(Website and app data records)
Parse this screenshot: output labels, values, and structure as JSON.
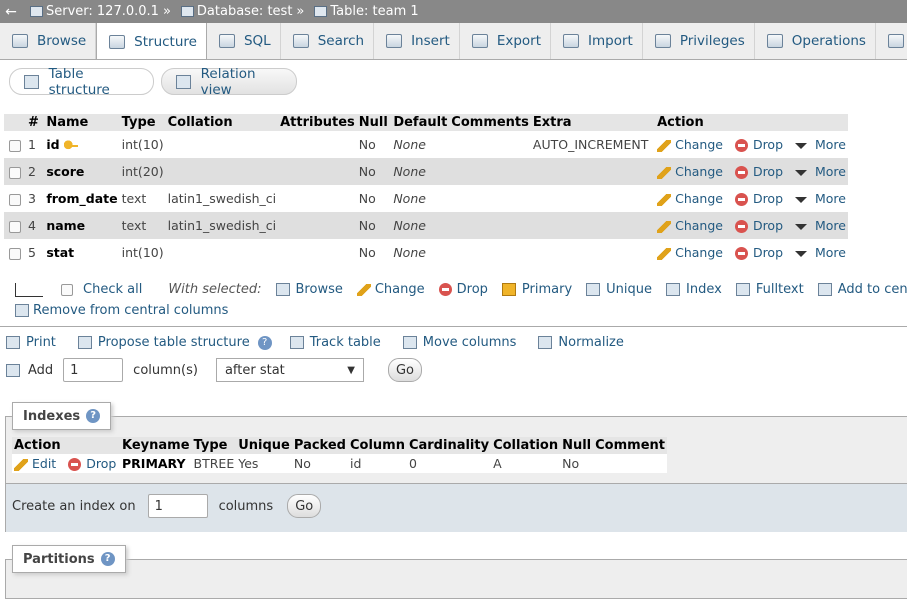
{
  "breadcrumb": {
    "back": "←",
    "server": "Server: 127.0.0.1",
    "database": "Database: test",
    "table": "Table: team 1",
    "sep": "»"
  },
  "tabs": [
    {
      "label": "Browse",
      "icon": "browse-icon"
    },
    {
      "label": "Structure",
      "icon": "structure-icon"
    },
    {
      "label": "SQL",
      "icon": "sql-icon"
    },
    {
      "label": "Search",
      "icon": "search-icon"
    },
    {
      "label": "Insert",
      "icon": "insert-icon"
    },
    {
      "label": "Export",
      "icon": "export-icon"
    },
    {
      "label": "Import",
      "icon": "import-icon"
    },
    {
      "label": "Privileges",
      "icon": "privileges-icon"
    },
    {
      "label": "Operations",
      "icon": "operations-icon"
    },
    {
      "label": "Tr",
      "icon": "tracking-icon"
    }
  ],
  "subtabs": {
    "table_structure": "Table structure",
    "relation_view": "Relation view"
  },
  "structure": {
    "headers": [
      "#",
      "Name",
      "Type",
      "Collation",
      "Attributes",
      "Null",
      "Default",
      "Comments",
      "Extra",
      "Action"
    ],
    "rows": [
      {
        "num": "1",
        "name": "id",
        "type": "int(10)",
        "collation": "",
        "attributes": "",
        "null": "No",
        "default": "None",
        "comments": "",
        "extra": "AUTO_INCREMENT"
      },
      {
        "num": "2",
        "name": "score",
        "type": "int(20)",
        "collation": "",
        "attributes": "",
        "null": "No",
        "default": "None",
        "comments": "",
        "extra": ""
      },
      {
        "num": "3",
        "name": "from_date",
        "type": "text",
        "collation": "latin1_swedish_ci",
        "attributes": "",
        "null": "No",
        "default": "None",
        "comments": "",
        "extra": ""
      },
      {
        "num": "4",
        "name": "name",
        "type": "text",
        "collation": "latin1_swedish_ci",
        "attributes": "",
        "null": "No",
        "default": "None",
        "comments": "",
        "extra": ""
      },
      {
        "num": "5",
        "name": "stat",
        "type": "int(10)",
        "collation": "",
        "attributes": "",
        "null": "No",
        "default": "None",
        "comments": "",
        "extra": ""
      }
    ],
    "actions": {
      "change": "Change",
      "drop": "Drop",
      "more": "More"
    }
  },
  "bulk": {
    "check_all": "Check all",
    "with_selected": "With selected:",
    "browse": "Browse",
    "change": "Change",
    "drop": "Drop",
    "primary": "Primary",
    "unique": "Unique",
    "index": "Index",
    "fulltext": "Fulltext",
    "add_central": "Add to cen",
    "remove_central": "Remove from central columns"
  },
  "tools": {
    "print": "Print",
    "propose": "Propose table structure",
    "track": "Track table",
    "move": "Move columns",
    "normalize": "Normalize"
  },
  "add_columns": {
    "label": "Add",
    "value": "1",
    "unit": "column(s)",
    "position": "after stat",
    "go": "Go"
  },
  "indexes": {
    "legend": "Indexes",
    "headers": [
      "Action",
      "Keyname",
      "Type",
      "Unique",
      "Packed",
      "Column",
      "Cardinality",
      "Collation",
      "Null",
      "Comment"
    ],
    "row": {
      "edit": "Edit",
      "drop": "Drop",
      "keyname": "PRIMARY",
      "type": "BTREE",
      "unique": "Yes",
      "packed": "No",
      "column": "id",
      "cardinality": "0",
      "collation": "A",
      "null": "No",
      "comment": ""
    },
    "create_label": "Create an index on",
    "create_value": "1",
    "create_unit": "columns",
    "go": "Go"
  },
  "partitions": {
    "legend": "Partitions"
  },
  "colors": {
    "link": "#235a81",
    "header_bg": "#888888",
    "row_even": "#dfdfdf"
  }
}
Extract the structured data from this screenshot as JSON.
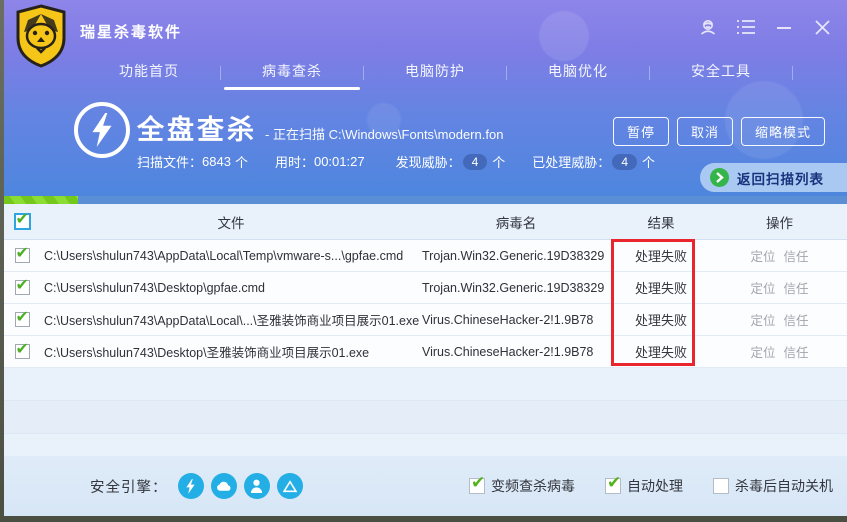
{
  "window": {
    "title": "瑞星杀毒软件",
    "icons": {
      "logo": "rising-lion-shield",
      "support": "headset-person",
      "menu": "list-menu",
      "minimize": "minimize-bar",
      "close": "close-x"
    }
  },
  "nav": {
    "tabs": [
      {
        "label": "功能首页",
        "active": false
      },
      {
        "label": "病毒查杀",
        "active": true
      },
      {
        "label": "电脑防护",
        "active": false
      },
      {
        "label": "电脑优化",
        "active": false
      },
      {
        "label": "安全工具",
        "active": false
      }
    ]
  },
  "scan": {
    "title": "全盘查杀",
    "status_prefix": "- 正在扫描",
    "scanning_path": "C:\\Windows\\Fonts\\modern.fon",
    "stats": [
      {
        "label": "扫描文件：",
        "value": "6843",
        "suffix": "个"
      },
      {
        "label": "用时：",
        "value": "00:01:27",
        "suffix": ""
      },
      {
        "label": "发现威胁：",
        "value": "4",
        "suffix": "个"
      },
      {
        "label": "已处理威胁：",
        "value": "4",
        "suffix": "个"
      }
    ],
    "buttons": {
      "pause": "暂停",
      "cancel": "取消",
      "compact": "缩略模式"
    },
    "back_button": "返回扫描列表",
    "progress_percent": 8.8
  },
  "table": {
    "headers": {
      "file": "文件",
      "virus": "病毒名",
      "result": "结果",
      "action": "操作"
    },
    "select_all_checked": true,
    "rows": [
      {
        "checked": true,
        "file": "C:\\Users\\shulun743\\AppData\\Local\\Temp\\vmware-s...\\gpfae.cmd",
        "virus": "Trojan.Win32.Generic.19D38329",
        "result": "处理失败",
        "action1": "定位",
        "action2": "信任"
      },
      {
        "checked": true,
        "file": "C:\\Users\\shulun743\\Desktop\\gpfae.cmd",
        "virus": "Trojan.Win32.Generic.19D38329",
        "result": "处理失败",
        "action1": "定位",
        "action2": "信任"
      },
      {
        "checked": true,
        "file": "C:\\Users\\shulun743\\AppData\\Local\\...\\圣雅装饰商业项目展示01.exe",
        "virus": "Virus.ChineseHacker-2!1.9B78",
        "result": "处理失败",
        "action1": "定位",
        "action2": "信任"
      },
      {
        "checked": true,
        "file": "C:\\Users\\shulun743\\Desktop\\圣雅装饰商业项目展示01.exe",
        "virus": "Virus.ChineseHacker-2!1.9B78",
        "result": "处理失败",
        "action1": "定位",
        "action2": "信任"
      }
    ],
    "annotation": {
      "shape": "red-rectangle",
      "around": "result-column"
    }
  },
  "footer": {
    "engines_label": "安全引擎：",
    "engine_icons": [
      "lightning",
      "cloud",
      "user",
      "drive-triangle"
    ],
    "checkboxes": [
      {
        "label": "变频查杀病毒",
        "checked": true
      },
      {
        "label": "自动处理",
        "checked": true
      },
      {
        "label": "杀毒后自动关机",
        "checked": false
      }
    ]
  },
  "colors": {
    "header_purple": "#8e85e9",
    "header_blue": "#4b86de",
    "progress_green": "#74c81c",
    "back_bar": "#aac9f2",
    "annotation_red": "#e9262d",
    "check_green": "#4cb122",
    "engine_cyan": "#23aee6"
  }
}
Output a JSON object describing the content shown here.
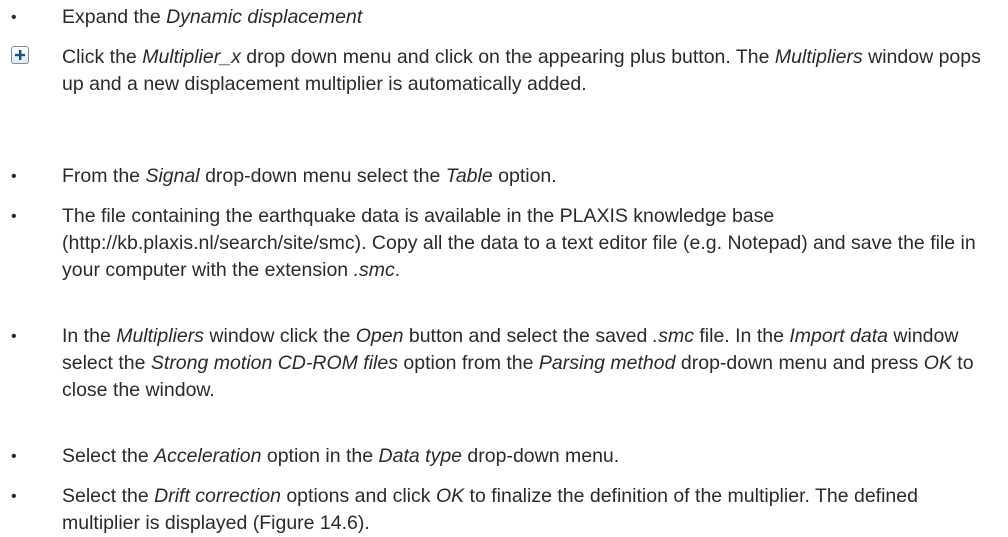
{
  "steps": [
    {
      "marker": "bullet",
      "parts": [
        {
          "t": "Expand the ",
          "i": false
        },
        {
          "t": "Dynamic displacement",
          "i": true
        }
      ]
    },
    {
      "marker": "plus-button",
      "parts": [
        {
          "t": "Click the ",
          "i": false
        },
        {
          "t": "Multiplier_x",
          "i": true
        },
        {
          "t": " drop down menu and click on the appearing plus button. The ",
          "i": false
        },
        {
          "t": "Multipliers",
          "i": true
        },
        {
          "t": " window pops up and a new displacement multiplier is automatically added.",
          "i": false
        }
      ]
    },
    {
      "marker": "bullet",
      "parts": [
        {
          "t": "From the ",
          "i": false
        },
        {
          "t": "Signal",
          "i": true
        },
        {
          "t": " drop-down menu select the ",
          "i": false
        },
        {
          "t": "Table",
          "i": true
        },
        {
          "t": " option.",
          "i": false
        }
      ]
    },
    {
      "marker": "bullet",
      "parts": [
        {
          "t": "The file containing the earthquake data is available in the PLAXIS knowledge base (http://kb.plaxis.nl/search/site/smc). Copy all the data to a text editor file (e.g. Notepad) and save the file in your computer with the extension ",
          "i": false
        },
        {
          "t": ".smc",
          "i": true
        },
        {
          "t": ".",
          "i": false
        }
      ]
    },
    {
      "marker": "bullet",
      "parts": [
        {
          "t": "In the ",
          "i": false
        },
        {
          "t": "Multipliers",
          "i": true
        },
        {
          "t": " window click the ",
          "i": false
        },
        {
          "t": "Open",
          "i": true
        },
        {
          "t": " button and select the saved ",
          "i": false
        },
        {
          "t": ".smc",
          "i": true
        },
        {
          "t": " file. In the ",
          "i": false
        },
        {
          "t": "Import data",
          "i": true
        },
        {
          "t": " window select the ",
          "i": false
        },
        {
          "t": "Strong motion CD-ROM files",
          "i": true
        },
        {
          "t": " option from the ",
          "i": false
        },
        {
          "t": "Parsing method",
          "i": true
        },
        {
          "t": " drop-down menu and press ",
          "i": false
        },
        {
          "t": "OK",
          "i": true
        },
        {
          "t": " to close the window.",
          "i": false
        }
      ]
    },
    {
      "marker": "bullet",
      "parts": [
        {
          "t": "Select the ",
          "i": false
        },
        {
          "t": "Acceleration",
          "i": true
        },
        {
          "t": " option in the ",
          "i": false
        },
        {
          "t": "Data type",
          "i": true
        },
        {
          "t": " drop-down menu.",
          "i": false
        }
      ]
    },
    {
      "marker": "bullet",
      "parts": [
        {
          "t": "Select the ",
          "i": false
        },
        {
          "t": "Drift correction",
          "i": true
        },
        {
          "t": " options and click ",
          "i": false
        },
        {
          "t": "OK",
          "i": true
        },
        {
          "t": " to finalize the definition of the multiplier. The defined multiplier is displayed (Figure 14.6).",
          "i": false
        }
      ]
    }
  ],
  "bullet_glyph": "•",
  "colors": {
    "text": "#2a2a2a",
    "plus_icon": "#1f4f8a",
    "button_border": "#7d8a99"
  }
}
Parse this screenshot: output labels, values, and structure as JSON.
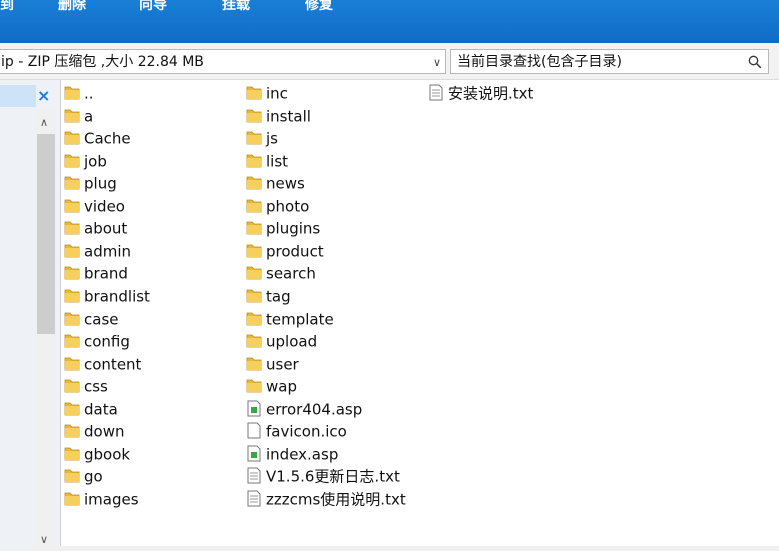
{
  "toolbar": {
    "buttons": [
      {
        "label": "到"
      },
      {
        "label": "删除"
      },
      {
        "label": "向导"
      },
      {
        "label": "挂载"
      },
      {
        "label": "修复"
      }
    ]
  },
  "address_bar": {
    "path_text": "ip - ZIP 压缩包 ,大小 22.84 MB",
    "search_placeholder": "当前目录查找(包含子目录)"
  },
  "colors": {
    "toolbar": "#0f6cc6",
    "folder": "#e8b83a",
    "accent": "#1a7fd6"
  },
  "files": [
    {
      "name": "..",
      "type": "folder"
    },
    {
      "name": "a",
      "type": "folder"
    },
    {
      "name": "Cache",
      "type": "folder"
    },
    {
      "name": "job",
      "type": "folder"
    },
    {
      "name": "plug",
      "type": "folder"
    },
    {
      "name": "video",
      "type": "folder"
    },
    {
      "name": "about",
      "type": "folder"
    },
    {
      "name": "admin",
      "type": "folder"
    },
    {
      "name": "brand",
      "type": "folder"
    },
    {
      "name": "brandlist",
      "type": "folder"
    },
    {
      "name": "case",
      "type": "folder"
    },
    {
      "name": "config",
      "type": "folder"
    },
    {
      "name": "content",
      "type": "folder"
    },
    {
      "name": "css",
      "type": "folder"
    },
    {
      "name": "data",
      "type": "folder"
    },
    {
      "name": "down",
      "type": "folder"
    },
    {
      "name": "gbook",
      "type": "folder"
    },
    {
      "name": "go",
      "type": "folder"
    },
    {
      "name": "images",
      "type": "folder"
    },
    {
      "name": "inc",
      "type": "folder"
    },
    {
      "name": "install",
      "type": "folder"
    },
    {
      "name": "js",
      "type": "folder"
    },
    {
      "name": "list",
      "type": "folder"
    },
    {
      "name": "news",
      "type": "folder"
    },
    {
      "name": "photo",
      "type": "folder"
    },
    {
      "name": "plugins",
      "type": "folder"
    },
    {
      "name": "product",
      "type": "folder"
    },
    {
      "name": "search",
      "type": "folder"
    },
    {
      "name": "tag",
      "type": "folder"
    },
    {
      "name": "template",
      "type": "folder"
    },
    {
      "name": "upload",
      "type": "folder"
    },
    {
      "name": "user",
      "type": "folder"
    },
    {
      "name": "wap",
      "type": "folder"
    },
    {
      "name": "error404.asp",
      "type": "asp"
    },
    {
      "name": "favicon.ico",
      "type": "file"
    },
    {
      "name": "index.asp",
      "type": "asp"
    },
    {
      "name": "V1.5.6更新日志.txt",
      "type": "txt"
    },
    {
      "name": "zzzcms使用说明.txt",
      "type": "txt"
    },
    {
      "name": "安装说明.txt",
      "type": "txt"
    }
  ]
}
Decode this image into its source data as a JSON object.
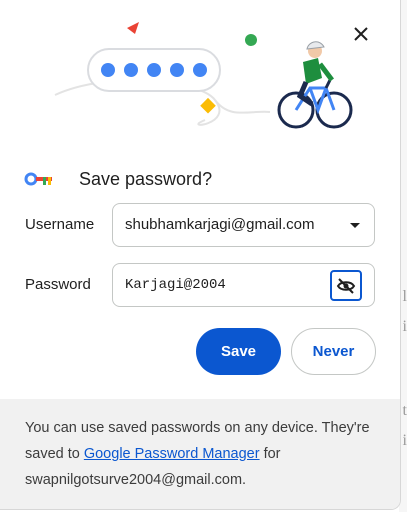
{
  "dialog": {
    "title": "Save password?",
    "close_icon": "close-icon",
    "key_icon": "key-icon",
    "illustration": "password-cyclist-illustration"
  },
  "username": {
    "label": "Username",
    "value": "shubhamkarjagi@gmail.com",
    "icon": "dropdown-arrow-icon"
  },
  "password": {
    "label": "Password",
    "value": "Karjagi@2004",
    "icon": "eye-off-icon"
  },
  "buttons": {
    "save_label": "Save",
    "never_label": "Never"
  },
  "footer": {
    "text_before": "You can use saved passwords on any device. They're saved to ",
    "link_text": "Google Password Manager",
    "text_after": " for swapnilgotsurve2004@gmail.com."
  },
  "colors": {
    "accent": "#0b57d0",
    "footer_bg": "#f1f1f1"
  }
}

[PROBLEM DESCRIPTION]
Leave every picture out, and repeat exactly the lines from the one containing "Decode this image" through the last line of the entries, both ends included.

[RESPONSE AREA]
Decode this image into its source data as a JSON object.
{
  "dialog": {
    "title": "Save password?",
    "close_icon": "close-icon",
    "key_icon": "key-icon",
    "illustration": "password-cyclist-illustration"
  },
  "username": {
    "label": "Username",
    "value": "shubhamkarjagi@gmail.com",
    "icon": "dropdown-arrow-icon"
  },
  "password": {
    "label": "Password",
    "value": "Karjagi@2004",
    "icon": "eye-off-icon"
  },
  "buttons": {
    "save_label": "Save",
    "never_label": "Never"
  },
  "footer": {
    "text_before": "You can use saved passwords on any device. They're saved to ",
    "link_text": "Google Password Manager",
    "text_after": " for swapnilgotsurve2004@gmail.com."
  },
  "colors": {
    "accent": "#0b57d0",
    "footer_bg": "#f1f1f1"
  }
}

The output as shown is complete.